**WORK INSTRUCTION:** Make a verbatim copy of all the records. Skip every image.

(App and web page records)
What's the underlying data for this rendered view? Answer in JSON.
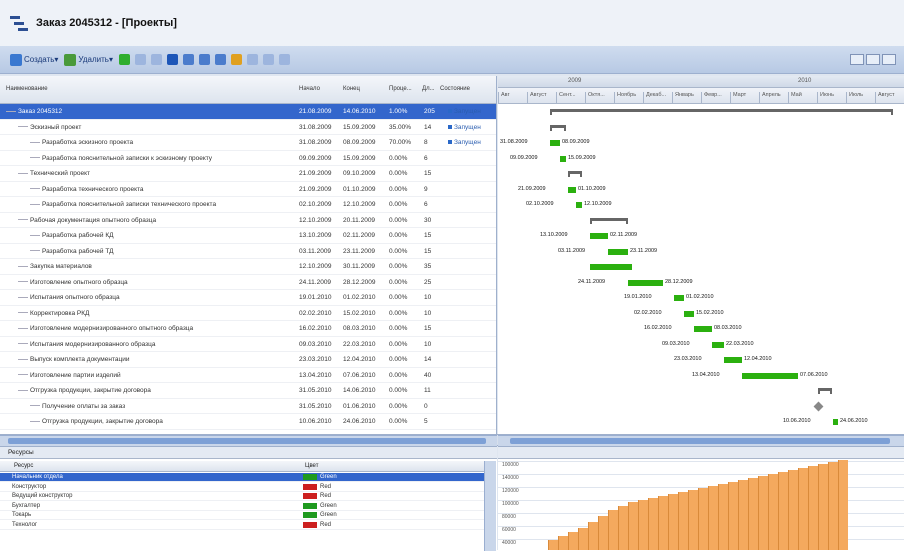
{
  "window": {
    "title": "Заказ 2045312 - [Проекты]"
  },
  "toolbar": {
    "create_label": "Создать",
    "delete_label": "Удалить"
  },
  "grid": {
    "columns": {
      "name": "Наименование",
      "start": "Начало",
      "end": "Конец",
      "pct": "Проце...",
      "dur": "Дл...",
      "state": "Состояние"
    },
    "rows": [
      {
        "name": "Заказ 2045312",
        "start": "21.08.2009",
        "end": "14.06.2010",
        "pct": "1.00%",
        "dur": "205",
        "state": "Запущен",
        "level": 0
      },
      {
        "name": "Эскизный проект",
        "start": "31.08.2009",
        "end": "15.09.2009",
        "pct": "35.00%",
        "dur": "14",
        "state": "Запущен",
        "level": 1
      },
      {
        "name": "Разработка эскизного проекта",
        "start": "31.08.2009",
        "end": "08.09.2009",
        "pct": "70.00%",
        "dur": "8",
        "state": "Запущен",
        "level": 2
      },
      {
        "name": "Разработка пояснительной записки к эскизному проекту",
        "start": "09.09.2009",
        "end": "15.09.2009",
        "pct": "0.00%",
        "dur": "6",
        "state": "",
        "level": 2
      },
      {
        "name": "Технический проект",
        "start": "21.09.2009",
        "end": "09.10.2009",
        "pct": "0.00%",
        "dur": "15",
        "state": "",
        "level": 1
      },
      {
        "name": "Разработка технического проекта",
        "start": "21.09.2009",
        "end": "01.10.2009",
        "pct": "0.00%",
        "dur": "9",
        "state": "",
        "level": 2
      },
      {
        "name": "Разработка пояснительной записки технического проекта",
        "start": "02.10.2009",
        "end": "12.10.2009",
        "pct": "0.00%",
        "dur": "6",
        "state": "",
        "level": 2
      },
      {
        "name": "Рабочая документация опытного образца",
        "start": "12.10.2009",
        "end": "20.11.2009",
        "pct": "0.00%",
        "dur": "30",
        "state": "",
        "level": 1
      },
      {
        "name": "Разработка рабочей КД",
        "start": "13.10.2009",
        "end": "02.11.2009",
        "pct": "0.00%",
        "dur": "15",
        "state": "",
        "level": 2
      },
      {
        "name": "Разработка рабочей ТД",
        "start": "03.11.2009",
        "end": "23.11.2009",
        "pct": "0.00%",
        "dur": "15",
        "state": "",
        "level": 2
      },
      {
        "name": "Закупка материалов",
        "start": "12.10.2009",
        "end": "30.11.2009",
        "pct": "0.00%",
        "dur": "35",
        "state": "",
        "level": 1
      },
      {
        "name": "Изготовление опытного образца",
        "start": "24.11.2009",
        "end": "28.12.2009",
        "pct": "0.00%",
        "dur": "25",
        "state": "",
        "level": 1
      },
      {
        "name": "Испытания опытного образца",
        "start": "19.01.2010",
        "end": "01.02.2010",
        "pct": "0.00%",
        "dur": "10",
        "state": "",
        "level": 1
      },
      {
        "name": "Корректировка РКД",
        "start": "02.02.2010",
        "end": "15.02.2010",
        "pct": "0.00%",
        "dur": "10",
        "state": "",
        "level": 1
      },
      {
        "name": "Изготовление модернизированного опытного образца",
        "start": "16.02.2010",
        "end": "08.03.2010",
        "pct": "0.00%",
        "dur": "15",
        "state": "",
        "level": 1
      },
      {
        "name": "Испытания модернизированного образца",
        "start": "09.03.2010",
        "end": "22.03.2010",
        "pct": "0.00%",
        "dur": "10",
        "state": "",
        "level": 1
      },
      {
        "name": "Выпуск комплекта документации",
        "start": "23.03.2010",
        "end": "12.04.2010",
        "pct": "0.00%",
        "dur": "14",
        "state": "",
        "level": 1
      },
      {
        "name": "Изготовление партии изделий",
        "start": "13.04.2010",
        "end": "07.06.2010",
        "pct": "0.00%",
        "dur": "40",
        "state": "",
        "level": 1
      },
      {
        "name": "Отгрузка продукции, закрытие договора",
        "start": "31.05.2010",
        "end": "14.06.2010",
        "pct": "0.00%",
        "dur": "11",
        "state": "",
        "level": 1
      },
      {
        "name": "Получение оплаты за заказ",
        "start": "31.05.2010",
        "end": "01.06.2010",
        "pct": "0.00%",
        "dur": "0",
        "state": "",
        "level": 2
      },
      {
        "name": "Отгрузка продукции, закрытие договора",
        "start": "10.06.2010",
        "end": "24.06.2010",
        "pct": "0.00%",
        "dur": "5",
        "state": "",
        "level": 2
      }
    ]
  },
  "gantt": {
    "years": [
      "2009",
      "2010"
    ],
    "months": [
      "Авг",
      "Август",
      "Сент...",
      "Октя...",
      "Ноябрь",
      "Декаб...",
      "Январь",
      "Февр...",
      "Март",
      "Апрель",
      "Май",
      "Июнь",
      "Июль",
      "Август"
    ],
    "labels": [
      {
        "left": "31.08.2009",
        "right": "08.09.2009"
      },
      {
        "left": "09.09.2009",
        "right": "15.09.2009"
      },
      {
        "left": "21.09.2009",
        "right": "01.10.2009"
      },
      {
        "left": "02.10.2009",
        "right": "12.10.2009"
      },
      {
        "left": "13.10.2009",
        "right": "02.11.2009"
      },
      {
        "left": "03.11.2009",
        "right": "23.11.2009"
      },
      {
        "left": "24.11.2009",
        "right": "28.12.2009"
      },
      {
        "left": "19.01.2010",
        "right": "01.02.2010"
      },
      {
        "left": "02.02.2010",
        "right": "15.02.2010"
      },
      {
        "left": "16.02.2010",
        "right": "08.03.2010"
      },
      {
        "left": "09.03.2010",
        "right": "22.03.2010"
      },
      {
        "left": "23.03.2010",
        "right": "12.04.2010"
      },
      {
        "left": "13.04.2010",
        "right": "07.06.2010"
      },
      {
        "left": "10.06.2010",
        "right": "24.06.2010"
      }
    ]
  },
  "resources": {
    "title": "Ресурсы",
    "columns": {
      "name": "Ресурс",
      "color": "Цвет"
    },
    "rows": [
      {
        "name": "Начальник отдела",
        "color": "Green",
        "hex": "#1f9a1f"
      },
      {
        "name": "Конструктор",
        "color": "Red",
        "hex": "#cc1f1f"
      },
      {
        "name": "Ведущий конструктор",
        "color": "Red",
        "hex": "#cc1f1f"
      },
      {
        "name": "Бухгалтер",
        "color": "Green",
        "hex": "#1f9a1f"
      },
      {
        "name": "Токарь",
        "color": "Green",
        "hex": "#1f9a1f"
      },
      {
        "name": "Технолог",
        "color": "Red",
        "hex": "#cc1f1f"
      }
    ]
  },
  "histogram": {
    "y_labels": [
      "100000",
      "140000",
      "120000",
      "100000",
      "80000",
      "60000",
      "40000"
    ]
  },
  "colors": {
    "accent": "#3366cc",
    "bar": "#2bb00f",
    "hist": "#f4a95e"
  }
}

**REPLY:**
What's the underlying data for this rendered view? Answer in JSON.
{
  "window": {
    "title": "Заказ 2045312 - [Проекты]"
  },
  "toolbar": {
    "create_label": "Создать",
    "delete_label": "Удалить"
  },
  "grid": {
    "columns": {
      "name": "Наименование",
      "start": "Начало",
      "end": "Конец",
      "pct": "Проце...",
      "dur": "Дл...",
      "state": "Состояние"
    },
    "rows": [
      {
        "name": "Заказ 2045312",
        "start": "21.08.2009",
        "end": "14.06.2010",
        "pct": "1.00%",
        "dur": "205",
        "state": "Запущен",
        "level": 0
      },
      {
        "name": "Эскизный проект",
        "start": "31.08.2009",
        "end": "15.09.2009",
        "pct": "35.00%",
        "dur": "14",
        "state": "Запущен",
        "level": 1
      },
      {
        "name": "Разработка эскизного проекта",
        "start": "31.08.2009",
        "end": "08.09.2009",
        "pct": "70.00%",
        "dur": "8",
        "state": "Запущен",
        "level": 2
      },
      {
        "name": "Разработка пояснительной записки к эскизному проекту",
        "start": "09.09.2009",
        "end": "15.09.2009",
        "pct": "0.00%",
        "dur": "6",
        "state": "",
        "level": 2
      },
      {
        "name": "Технический проект",
        "start": "21.09.2009",
        "end": "09.10.2009",
        "pct": "0.00%",
        "dur": "15",
        "state": "",
        "level": 1
      },
      {
        "name": "Разработка технического проекта",
        "start": "21.09.2009",
        "end": "01.10.2009",
        "pct": "0.00%",
        "dur": "9",
        "state": "",
        "level": 2
      },
      {
        "name": "Разработка пояснительной записки технического проекта",
        "start": "02.10.2009",
        "end": "12.10.2009",
        "pct": "0.00%",
        "dur": "6",
        "state": "",
        "level": 2
      },
      {
        "name": "Рабочая документация опытного образца",
        "start": "12.10.2009",
        "end": "20.11.2009",
        "pct": "0.00%",
        "dur": "30",
        "state": "",
        "level": 1
      },
      {
        "name": "Разработка рабочей КД",
        "start": "13.10.2009",
        "end": "02.11.2009",
        "pct": "0.00%",
        "dur": "15",
        "state": "",
        "level": 2
      },
      {
        "name": "Разработка рабочей ТД",
        "start": "03.11.2009",
        "end": "23.11.2009",
        "pct": "0.00%",
        "dur": "15",
        "state": "",
        "level": 2
      },
      {
        "name": "Закупка материалов",
        "start": "12.10.2009",
        "end": "30.11.2009",
        "pct": "0.00%",
        "dur": "35",
        "state": "",
        "level": 1
      },
      {
        "name": "Изготовление опытного образца",
        "start": "24.11.2009",
        "end": "28.12.2009",
        "pct": "0.00%",
        "dur": "25",
        "state": "",
        "level": 1
      },
      {
        "name": "Испытания опытного образца",
        "start": "19.01.2010",
        "end": "01.02.2010",
        "pct": "0.00%",
        "dur": "10",
        "state": "",
        "level": 1
      },
      {
        "name": "Корректировка РКД",
        "start": "02.02.2010",
        "end": "15.02.2010",
        "pct": "0.00%",
        "dur": "10",
        "state": "",
        "level": 1
      },
      {
        "name": "Изготовление модернизированного опытного образца",
        "start": "16.02.2010",
        "end": "08.03.2010",
        "pct": "0.00%",
        "dur": "15",
        "state": "",
        "level": 1
      },
      {
        "name": "Испытания модернизированного образца",
        "start": "09.03.2010",
        "end": "22.03.2010",
        "pct": "0.00%",
        "dur": "10",
        "state": "",
        "level": 1
      },
      {
        "name": "Выпуск комплекта документации",
        "start": "23.03.2010",
        "end": "12.04.2010",
        "pct": "0.00%",
        "dur": "14",
        "state": "",
        "level": 1
      },
      {
        "name": "Изготовление партии изделий",
        "start": "13.04.2010",
        "end": "07.06.2010",
        "pct": "0.00%",
        "dur": "40",
        "state": "",
        "level": 1
      },
      {
        "name": "Отгрузка продукции, закрытие договора",
        "start": "31.05.2010",
        "end": "14.06.2010",
        "pct": "0.00%",
        "dur": "11",
        "state": "",
        "level": 1
      },
      {
        "name": "Получение оплаты за заказ",
        "start": "31.05.2010",
        "end": "01.06.2010",
        "pct": "0.00%",
        "dur": "0",
        "state": "",
        "level": 2
      },
      {
        "name": "Отгрузка продукции, закрытие договора",
        "start": "10.06.2010",
        "end": "24.06.2010",
        "pct": "0.00%",
        "dur": "5",
        "state": "",
        "level": 2
      }
    ]
  },
  "gantt": {
    "years": [
      "2009",
      "2010"
    ],
    "months": [
      "Авг",
      "Август",
      "Сент...",
      "Октя...",
      "Ноябрь",
      "Декаб...",
      "Январь",
      "Февр...",
      "Март",
      "Апрель",
      "Май",
      "Июнь",
      "Июль",
      "Август"
    ],
    "labels": [
      {
        "left": "31.08.2009",
        "right": "08.09.2009"
      },
      {
        "left": "09.09.2009",
        "right": "15.09.2009"
      },
      {
        "left": "21.09.2009",
        "right": "01.10.2009"
      },
      {
        "left": "02.10.2009",
        "right": "12.10.2009"
      },
      {
        "left": "13.10.2009",
        "right": "02.11.2009"
      },
      {
        "left": "03.11.2009",
        "right": "23.11.2009"
      },
      {
        "left": "24.11.2009",
        "right": "28.12.2009"
      },
      {
        "left": "19.01.2010",
        "right": "01.02.2010"
      },
      {
        "left": "02.02.2010",
        "right": "15.02.2010"
      },
      {
        "left": "16.02.2010",
        "right": "08.03.2010"
      },
      {
        "left": "09.03.2010",
        "right": "22.03.2010"
      },
      {
        "left": "23.03.2010",
        "right": "12.04.2010"
      },
      {
        "left": "13.04.2010",
        "right": "07.06.2010"
      },
      {
        "left": "10.06.2010",
        "right": "24.06.2010"
      }
    ]
  },
  "resources": {
    "title": "Ресурсы",
    "columns": {
      "name": "Ресурс",
      "color": "Цвет"
    },
    "rows": [
      {
        "name": "Начальник отдела",
        "color": "Green",
        "hex": "#1f9a1f"
      },
      {
        "name": "Конструктор",
        "color": "Red",
        "hex": "#cc1f1f"
      },
      {
        "name": "Ведущий конструктор",
        "color": "Red",
        "hex": "#cc1f1f"
      },
      {
        "name": "Бухгалтер",
        "color": "Green",
        "hex": "#1f9a1f"
      },
      {
        "name": "Токарь",
        "color": "Green",
        "hex": "#1f9a1f"
      },
      {
        "name": "Технолог",
        "color": "Red",
        "hex": "#cc1f1f"
      }
    ]
  },
  "histogram": {
    "y_labels": [
      "100000",
      "140000",
      "120000",
      "100000",
      "80000",
      "60000",
      "40000"
    ]
  },
  "colors": {
    "accent": "#3366cc",
    "bar": "#2bb00f",
    "hist": "#f4a95e"
  }
}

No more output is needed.